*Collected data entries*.
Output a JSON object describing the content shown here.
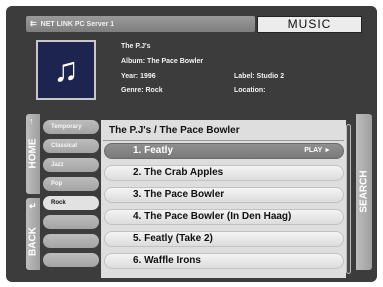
{
  "header": {
    "server_name": "NET LINK PC Server 1",
    "mode_label": "MUSIC"
  },
  "album_art": {
    "icon": "music-note-icon",
    "glyph": "♫"
  },
  "info": {
    "artist": "The P.J's",
    "album": "Album: The Pace Bowler",
    "year": "Year: 1996",
    "genre": "Genre: Rock",
    "label": "Label: Studio 2",
    "location": "Location:"
  },
  "nav": {
    "home_label": "HOME",
    "home_arrow": "↑",
    "back_label": "BACK",
    "back_arrow": "↵",
    "search_label": "SEARCH"
  },
  "genres": [
    "Temporary",
    "Classical",
    "Jazz",
    "Pop",
    "Rock",
    "",
    "",
    ""
  ],
  "active_genre": "Rock",
  "list": {
    "title": "The P.J's / The Pace Bowler",
    "play_label": "PLAY ►",
    "selected_index": 0,
    "tracks": [
      "1. Featly",
      "2. The Crab Apples",
      "3. The Pace Bowler",
      "4. The Pace Bowler (In Den Haag)",
      "5. Featly (Take 2)",
      "6. Waffle Irons"
    ]
  }
}
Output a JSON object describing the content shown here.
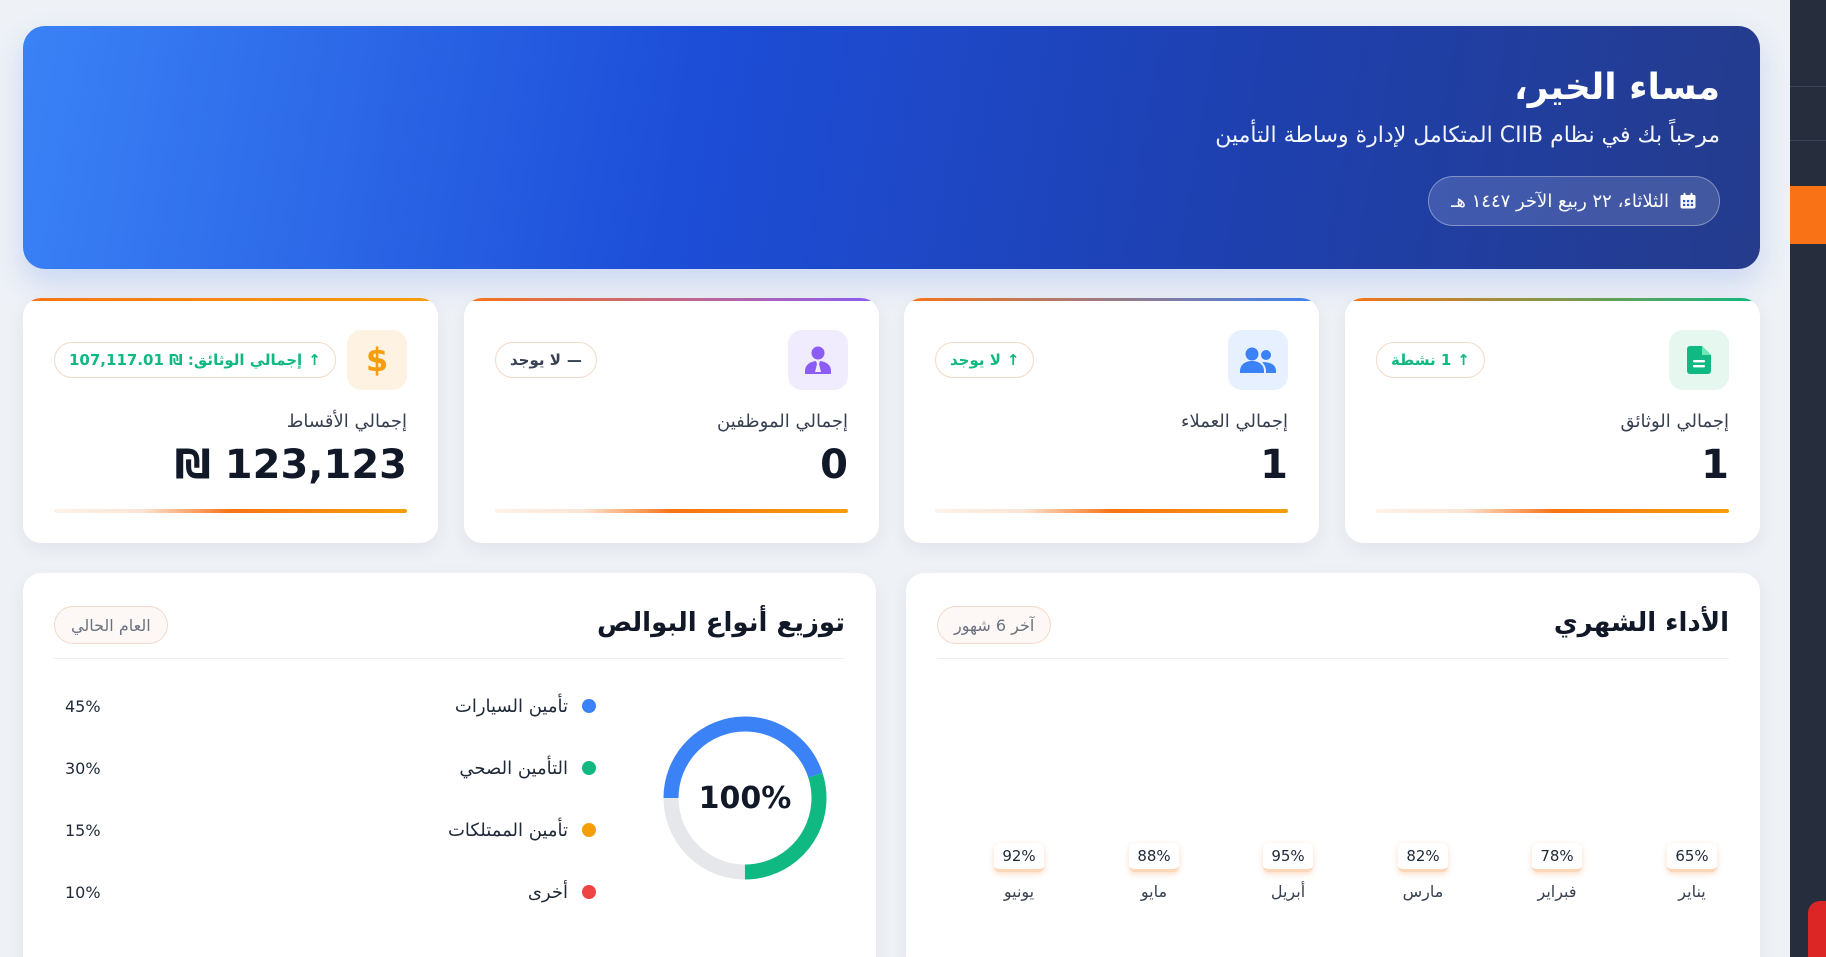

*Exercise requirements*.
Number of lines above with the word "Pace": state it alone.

*Result*.
4